Thomas Edison State University’s (TESU) Center for Learning and Technology — recently renamed to ‘The W. J. Seaton Center for Learning and Technology’ in honor of William J. Seaton’s years of commitment to the university and educational technologies that support adult learning — is charting new innovative paths in online and mobile learning.
Seaton, who just retired from his role as provost and vice president for Academic Affairs, was instrumental in building up the University’s highly engaging learning technologies serving TESU’s more than 16,000 students.
From distant learning through pre-internet dial up lines and VHS cassette tapes back in the early 1980s to rapid fire engagement using the latest video and coding techniques, TESU’s course technology has come a mighty long way as they execute and deliver one of the best online programs in the Country.
“Bill’s uncompromising commitment to quality and high standards in the application of technology as an academic tool, has played a significant role in the university’s standing as a pioneer and symbol of academic integrity in adult learning,” said Dr. Merodie A. Hancock, president. “Our Board of Trustees, on the recommendation of President Emeritus Dr. George A. Pruitt, agreed to rename the university’s Center for Learning and Technology in honor of Bill and we are thrilled to have the center reflect his legacy.”
Seaton announced his intention to retire this past fall. When he joined the institution in 1981, the then nine year-old college was already familiar in higher education circles for awarding adult learners credit for prior learning and testing. He anticipated that distance education modalities would need to be expanded to respond to the burgeoning adult learner market and oversaw the institution’s launch of the guided independent study program.
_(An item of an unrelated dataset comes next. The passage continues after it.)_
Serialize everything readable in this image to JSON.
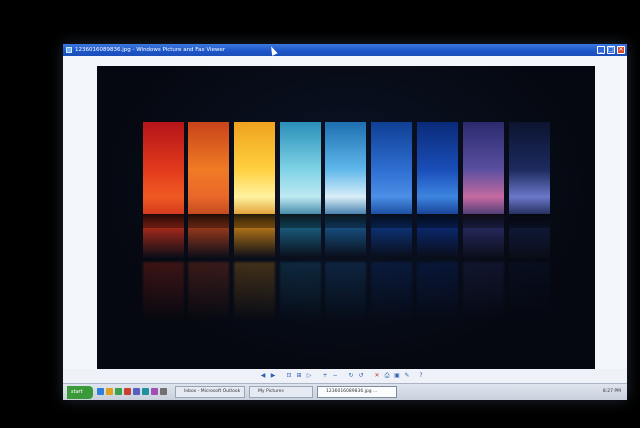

Later, the Computer Assisted Lifelong Learning (CALL) Network, a pre-internet innovation, was introduced enabling students to take courses and access the college’s services via a dial-up computer network. Soon after, Seaton became associate vice president of the university’s Directed Independent Adult Learning (DIAL) program. Under the program’s auspices, the college was able to position itself as one of the first accredited institutions in the nation to offer courses and, later, entire degree programs online.
Since then, the institution has grown from offering a handful of courses and 18 enrollments, to enrolling more than 16,000 students and celebrating tens of thousands of alums – from active-duty military service members to registered nurses – who depend on the university’s course technologies to advance their education.
“I’d like to thank Bill for his 37 years of service to both the university and the field of adult education,” said Hancock, during a reception and portrait unveiling held in Seaton’s honor on Dec. 7. “His counsel, advice and the foundation he has laid have been invaluable to me. I wish him the very best in his well-deserved retirement.”
Matthew Cooper, associate provost at the W. J. Seaton Center for Learning and Technology at Thomas Edison State University, and the creator of the FlashTrack™ program, led the way on the University’s Mobile Learning Initiative since joining TESU in 2009, and has worked toward innovating and trailblazing new delivery methods for academic content.
Launched with its first courses in 2009, FlashTrack™ delivered an entire course completely on a two gigabyte (2 GB) flash drive and contained the same structure and functionality of a typical online course but without the need for a constant online connection. The college received the National University Technology Network’s 2011 Distance Education Innovation Award for the development of this innovative course delivery system.
The W. J. Seaton Center for Learning and Technology at 102 W. State Street is filled with talented people of various skill sets and disciplines working in tandem to produce amazing online courses through a number of intricate delivery systems. William Seaton, a visionary leader during this fascinating journey at TESU, expressed his sincere gratitude for being a major part of it all.
“It has been an honor to work for Thomas Edison State University,” said Seaton. “I am proud of my contribution to expanding access to higher education for adult learners and confident that Thomas Edison State University will build upon this in creating an exciting, meaningful future for itself and the community it serves.”
The university will begin its search for Seaton’s replacement in early 2019.